#### [Provided material]
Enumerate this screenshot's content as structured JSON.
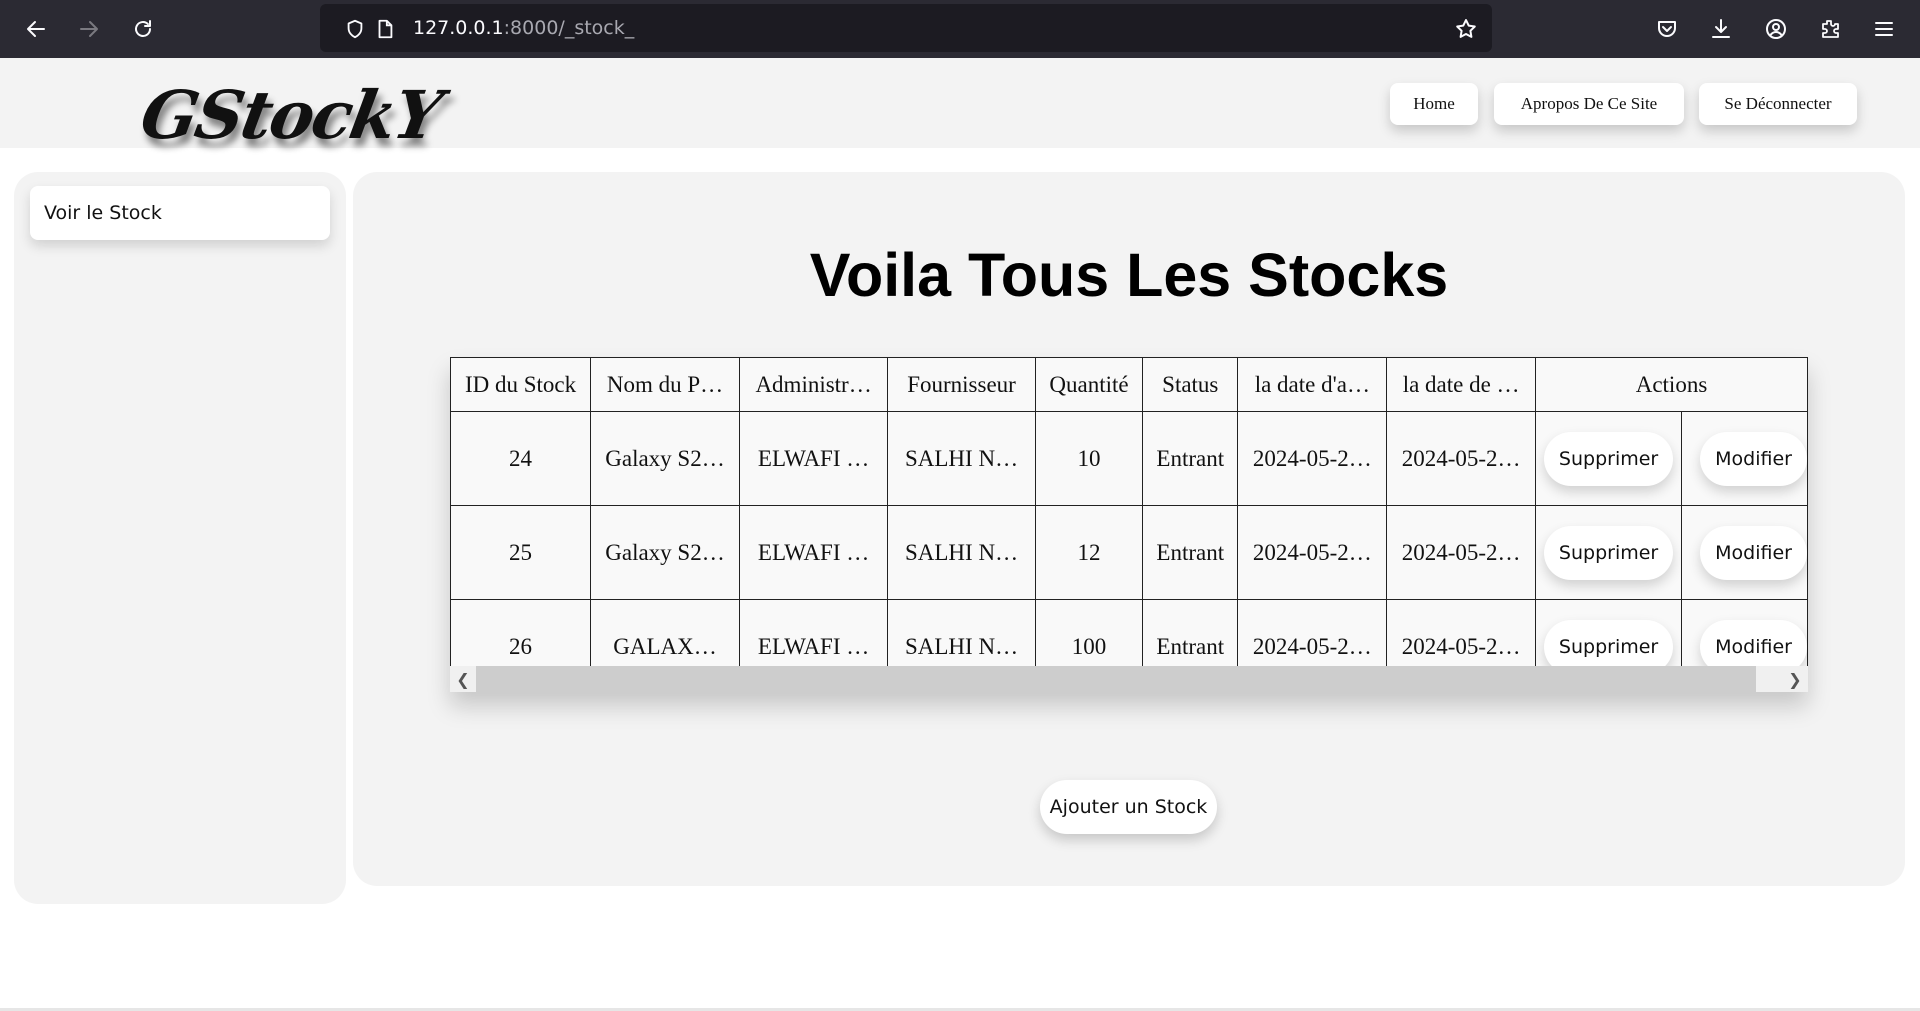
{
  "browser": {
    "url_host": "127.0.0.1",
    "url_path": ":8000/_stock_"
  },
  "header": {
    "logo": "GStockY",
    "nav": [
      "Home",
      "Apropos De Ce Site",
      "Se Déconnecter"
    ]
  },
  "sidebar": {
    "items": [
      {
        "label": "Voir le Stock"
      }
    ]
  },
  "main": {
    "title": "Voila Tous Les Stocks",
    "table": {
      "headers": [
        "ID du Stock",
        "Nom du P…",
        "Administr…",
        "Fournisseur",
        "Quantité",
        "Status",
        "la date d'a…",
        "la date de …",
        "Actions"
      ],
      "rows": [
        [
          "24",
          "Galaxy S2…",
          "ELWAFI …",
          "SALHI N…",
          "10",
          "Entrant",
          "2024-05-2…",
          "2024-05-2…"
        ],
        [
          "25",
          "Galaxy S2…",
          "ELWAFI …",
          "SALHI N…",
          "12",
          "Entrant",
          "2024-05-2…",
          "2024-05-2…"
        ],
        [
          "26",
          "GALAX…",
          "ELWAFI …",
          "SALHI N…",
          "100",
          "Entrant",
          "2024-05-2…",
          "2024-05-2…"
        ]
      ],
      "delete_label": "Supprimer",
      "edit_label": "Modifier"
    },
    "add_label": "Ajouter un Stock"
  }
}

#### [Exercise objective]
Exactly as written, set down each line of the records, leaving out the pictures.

#### [Answer space]
Enumerate this screenshot's content as structured JSON.
{
  "browser": {
    "url_host": "127.0.0.1",
    "url_path": ":8000/_stock_"
  },
  "header": {
    "logo": "GStockY",
    "nav": [
      "Home",
      "Apropos De Ce Site",
      "Se Déconnecter"
    ]
  },
  "sidebar": {
    "items": [
      {
        "label": "Voir le Stock"
      }
    ]
  },
  "main": {
    "title": "Voila Tous Les Stocks",
    "table": {
      "headers": [
        "ID du Stock",
        "Nom du P…",
        "Administr…",
        "Fournisseur",
        "Quantité",
        "Status",
        "la date d'a…",
        "la date de …",
        "Actions"
      ],
      "rows": [
        [
          "24",
          "Galaxy S2…",
          "ELWAFI …",
          "SALHI N…",
          "10",
          "Entrant",
          "2024-05-2…",
          "2024-05-2…"
        ],
        [
          "25",
          "Galaxy S2…",
          "ELWAFI …",
          "SALHI N…",
          "12",
          "Entrant",
          "2024-05-2…",
          "2024-05-2…"
        ],
        [
          "26",
          "GALAX…",
          "ELWAFI …",
          "SALHI N…",
          "100",
          "Entrant",
          "2024-05-2…",
          "2024-05-2…"
        ]
      ],
      "delete_label": "Supprimer",
      "edit_label": "Modifier"
    },
    "add_label": "Ajouter un Stock"
  }
}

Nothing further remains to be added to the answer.